This week, we share some of our favourite relatable books!
The Absolutely True Diary of a Part-Time Indian
Goodreads rating: 4.11
Arnold Spirit aka Junior is a Native boy who has lived in the Spokane Indian Reservation for a very long time. He’s been picked on and beaten to a pulp for as long as he can remember. Why? Because he’s different. Junior makes the tough decision to leave the reservation and attend an all-white school where he feels even more like an outcast. This is his story.
What do you know about Native Americans? I’m guessing that aside from learning about colonialism and watching Pocahontas, not a lot. That was me before I read this book too. This book is a real eye-opener and is largely based on Sherman Alexie’s own experiences. If you’ve ever felt like giving up, this book is for you. It will teach you about hope and how happiness can be found in the most unlikely places.
Revenge of the Girl With the Great Personality
Goodreads rating: 3.63
Everyone loves Lexi. Who wouldn’t? She’s got a great personality. But she’d rather be one of those pretty girls who boys open doors for or follow around with their eyes. She’s sick of being taken for granted by her family and friends. It’s time to step away from the sidelines and stand up for herself.
Although a major theme in the book is inner and outer beauty, it’s so much more than that. It follows Lexi’s struggles as a teenager trying to find her place in an unfair world. I usually avoid books which have a rating lower than 3.8 on Goodreads but this book definitely exceeded my expectations. If you’re a person who’s sick of being complimented on your “personality” or being taken for granted, this book is for you.
American Born Chinese
Goodreads rating: 3.88
When his family moves to a mostly white suburb, Jin Wang finds that he’s the only Chinese-American student at his school. He is picked on and bullied, and worst of all, has fallen in love with an American girl.
The Monkey King is loved by his subjects and has mastered all of the heavenly disciples. He doesn’t just want to be a king, he desires to be a God.
Danny is a “normal” American boy. However, he’s terribly embarrassed with his Asian cousin, Chin-Kee, who visits every year. Yang weaves three narratives into one unique masterpiece which is American Born Chinese.
Although this book is specifically about Chinese immigrants, I would recommend it for those who feel that they don’t belong and who crave to fit in. As an Indian immigrant myself, I could totally relate to the characters’ experiences (not so much the Monkey King but you get the idea).
Goodreads rating: 3.94
When Juli Baker first set eyes on Bryce Loski, she flipped (yes, I know it’s the title of the book). When Bryce first set eyes on Juli, he ran as fast as he could. This goes on until eighth grade when Juli realises that Bryce isn’t as amazing as she first thought, and Bryce realises that Juli is a pretty great person.
This is an absolutely adorable story about looking past the surface and learning about what love is really about. There’s also a great film adaptation. Recommended for those who’ve ever experienced having a crush (so a lot of you, then).

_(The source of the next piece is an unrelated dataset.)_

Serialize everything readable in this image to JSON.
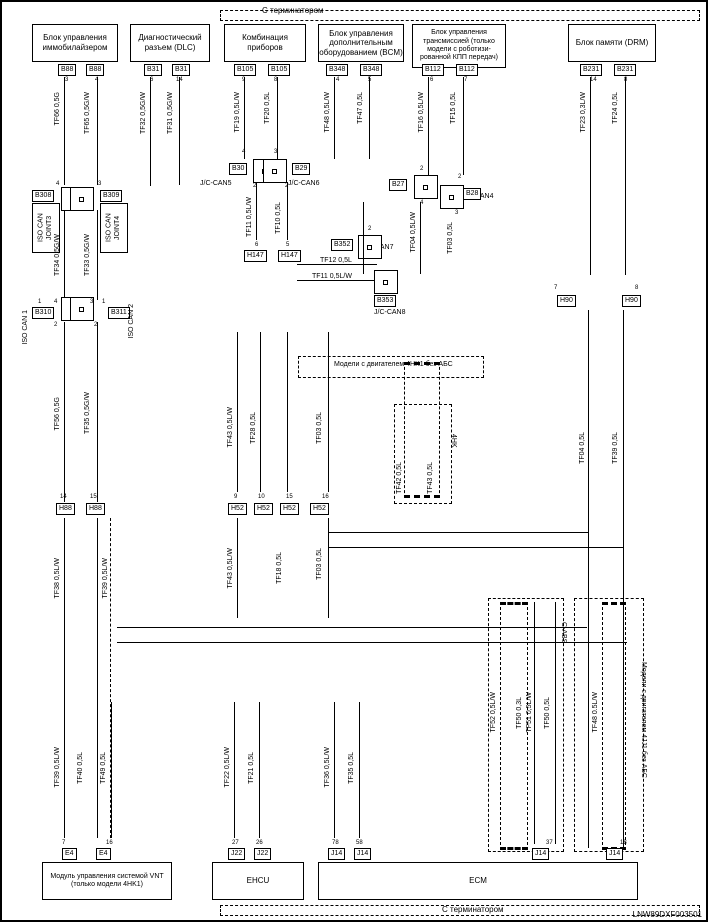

Goodreads rating: 4.09
Tales of a Fourth Grade Nothing is the first book in the Fudge series. Peter Hatcher is infuriated by his younger brother, Fudge, because he is frequently in the limelight and is NEVER punished for his mischievous behaviour. From throwing temper tantrums to abstaining from eating altogether, this book shows all of the classic antics that siblings go through at some point.
If you have any annoying siblings, you’ll totally relate to the characters of this series. The books are absolutely hilarious and definitely a must-read. Plus, they’re in the library too.